Mosaiko | Institute for Citizenship is an Angolan non-profit institution contributing to a culture of human rights. Founded by Dominican missionaries (Order of Preachers – Catholic Church) in 1997, it was the first institution in the country to explicitly undertake the mission of promoting human rights in Angola.
Guided by a strong social commitment, Mosaiko’s goals are respect for human dignity and the development of Angolan society through contributions by one and all.
The promotion of human dignity relies greatly on the eradication of ignorance through critical thinking and the encouragement of an attitude of active citizenship. Therefore, Mosaiko seeks to disseminate, as widely as possible, such research studies and findings, so that they might become accessible to different audiences, contributing to the formation of a strong public opinion and a civil society with a spirit of initiative.
Therefore, because people are always the greatest wealth of a country, there is an overwhelming need for citizenship and human rights to become fundamental values for the sustainable development of Angola!
To this end, Mosaiko does not limit itself to “the management of everyday life,” nor does it intend to “work for” but “work with” the different participants in Angolan society, adopting a working strategy that encompasses constructive dialogue and the positive transformation of precarious situations involving various social actors.
Based on the outskirts of Luanda, but working in collaboration with various local groups, Mosaiko develops its operations in most provinces of Angola.
An Angolan society that promotes citizenship and respects human rights.
The production and dissemination of rigorous and contextualised studies grounded in social research and developed in training courses to enable different social actors to build a culture of human rights in Angola.
To promote a more conscious and active citizenship that contributes to a culture of accountability through the exercise of rights and duties by different social actors.
“God continually draws men from darkness toward the light of the Good News of Jesus Christ. He always called men and women to worship him and to proclaim His name. Dominic of Guzman heard this appeal in the cries of men and women of his time and responded with a message of hope and liberation. Right from the start, there were some who followed in his footsteps. Today, Dominicans are aware, as was St. Dominic, of the needs of the times. […] We are open to the world, celebrating the goodness of creation, and are encouraged to use our freedom and to develop the gifts God has given us”.
(Bologna Document, 1983)
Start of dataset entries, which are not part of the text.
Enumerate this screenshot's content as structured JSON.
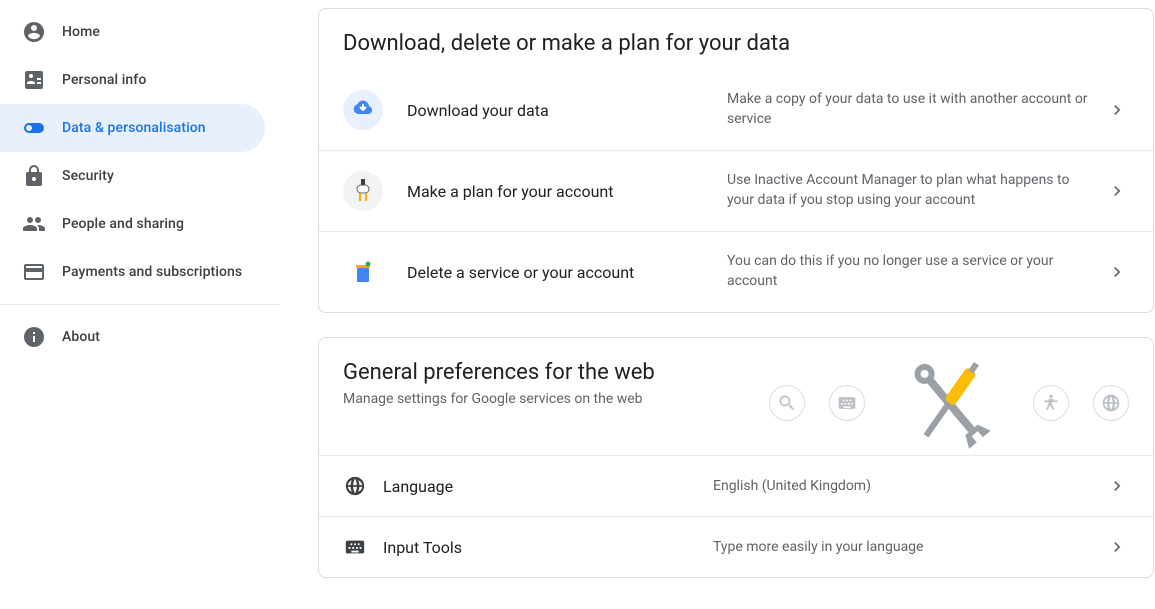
{
  "sidebar": {
    "items": [
      {
        "label": "Home"
      },
      {
        "label": "Personal info"
      },
      {
        "label": "Data & personalisation"
      },
      {
        "label": "Security"
      },
      {
        "label": "People and sharing"
      },
      {
        "label": "Payments and subscriptions"
      },
      {
        "label": "About"
      }
    ]
  },
  "cards": {
    "data_plan": {
      "title": "Download, delete or make a plan for your data",
      "rows": [
        {
          "title": "Download your data",
          "desc": "Make a copy of your data to use it with another account or service"
        },
        {
          "title": "Make a plan for your account",
          "desc": "Use Inactive Account Manager to plan what happens to your data if you stop using your account"
        },
        {
          "title": "Delete a service or your account",
          "desc": "You can do this if you no longer use a service or your account"
        }
      ]
    },
    "prefs": {
      "title": "General preferences for the web",
      "sub": "Manage settings for Google services on the web",
      "rows": [
        {
          "title": "Language",
          "desc": "English (United Kingdom)"
        },
        {
          "title": "Input Tools",
          "desc": "Type more easily in your language"
        }
      ]
    }
  }
}
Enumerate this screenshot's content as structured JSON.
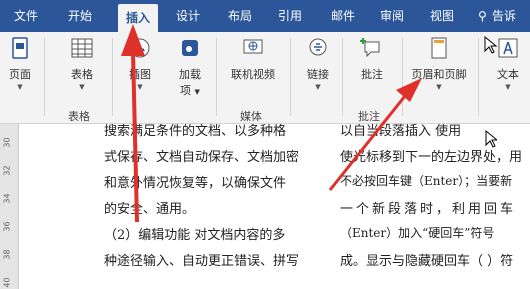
{
  "tabs": [
    "文件",
    "开始",
    "插入",
    "设计",
    "布局",
    "引用",
    "邮件",
    "审阅",
    "视图",
    "告诉"
  ],
  "ribbon": {
    "page": "页面",
    "table": "表格",
    "picture": "插图",
    "addin_l1": "加载",
    "addin_l2": "项",
    "video": "联机视频",
    "link": "链接",
    "comment": "批注",
    "headerfooter": "页眉和页脚",
    "text": "文本",
    "group_table": "表格",
    "group_media": "媒体",
    "group_comment": "批注"
  },
  "ruler": [
    "30",
    "32",
    "34",
    "36",
    "38",
    "40"
  ],
  "left_lines": [
    "搜索满足条件的文档、以多种格",
    "式保存、文档自动保存、文档加密",
    "和意外情况恢复等，以确保文件",
    "的安全、通用。",
    "（2）编辑功能 对文档内容的多",
    "种途径输入、自动更正错误、拼写"
  ],
  "right_lines": [
    "以自当段落插入   使用",
    "使光标移到下一的左边界处，用",
    "不必按回车键（Enter）；当要新",
    "一个新段落时，利用回车",
    "（Enter）加入“硬回车”符号",
    "成。显示与隐藏硬回车（ ）符"
  ]
}
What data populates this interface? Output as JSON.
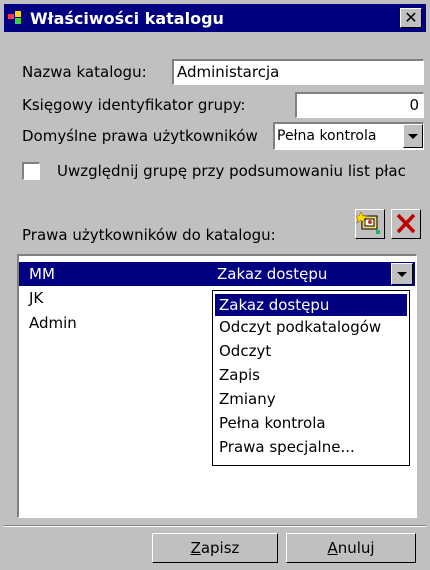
{
  "window": {
    "title": "Właściwości katalogu",
    "close_label": "✕"
  },
  "form": {
    "catalog_name_label": "Nazwa katalogu:",
    "catalog_name_value": "Administarcja",
    "account_id_label": "Księgowy identyfikator grupy:",
    "account_id_value": "0",
    "default_rights_label": "Domyślne prawa użytkowników",
    "default_rights_value": "Pełna kontrola",
    "include_group_label": "Uwzględnij grupę przy podsumowaniu list płac",
    "include_group_checked": false
  },
  "permissions": {
    "section_label": "Prawa użytkowników do katalogu:",
    "add_icon": "add-user-icon",
    "delete_icon": "delete-x-icon",
    "rows": [
      {
        "user": "MM",
        "permission": "Zakaz dostępu",
        "selected": true
      },
      {
        "user": "JK",
        "permission": "",
        "selected": false
      },
      {
        "user": "Admin",
        "permission": "",
        "selected": false
      }
    ],
    "dropdown_options": [
      "Zakaz dostępu",
      "Odczyt podkatalogów",
      "Odczyt",
      "Zapis",
      "Zmiany",
      "Pełna kontrola",
      "Prawa specjalne..."
    ],
    "dropdown_selected": "Zakaz dostępu"
  },
  "buttons": {
    "save_mnemonic": "Z",
    "save_rest": "apisz",
    "cancel_mnemonic": "A",
    "cancel_rest": "nuluj"
  },
  "colors": {
    "titlebar": "#000080",
    "selection": "#000080",
    "face": "#c0c0c0"
  }
}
Since its foundation in the thirteenth century, the Order of Preachers (Dominicans) has been dedicated to preaching the Word of God and to promoting the Human Being as an entity. The fundamental dimensions of its charisma – community life, prayer, and continuous and systematic study of the Word of God, as well as the Social Sciences and Humanities – are totally oriented toward preaching and the promotion of human life. Since the beginnings of the Order, this role has been shared by different groups – nuns, brothers, sisters and lay persons – constituting in this way a Dominican family that performs its task in complementarity.
Throughout its history, this way of living has inspired generations to carry out anonymous works, with some initiatives and figures standing out. For instance, in the thirteenth century, the first University of Paris operated in the newly founded priory of the Dominicans; in the troubled fourteenth century, a lay Dominican, Catherine of Siena, played an important role in European politics by convincing the Pope to return to Rome; in the sixteenth century, in the heart of the New World, Bartolome de las Casas introduced anti-slavery preaching to a small Dominican community, and later, as a Dominican, began a relentless fight in favour of the native populations; during this period, another Dominican, Francis Vitoria, a teacher at the University of Salamanca, laid the groundwork for what would become international law; more recently, in the twentieth century, French Dominican, Louis-Francois Lebret (who drafted the encyclical “Populorum Progressio”) launched the ‘Economy and Humanism’ movement, dedicated to cooperation and development.
It is in this multi-secular tradition that the Dominicans in Angola were inspired to create Mosaiko | Institute for Citizenship.
To achieve its mission, Mosaiko | Institute for Citizenship has a qualified, young, and dynamic multidisciplinary team, with a strong sense of social commitment.
Team-members are always striving to learn and improve each day. They combine different skills, specialisations, sensibilities, and religious beliefs, … for the construction of a multi-faceted culture of human rights in Angola.
Meet the faces of Mosaiko: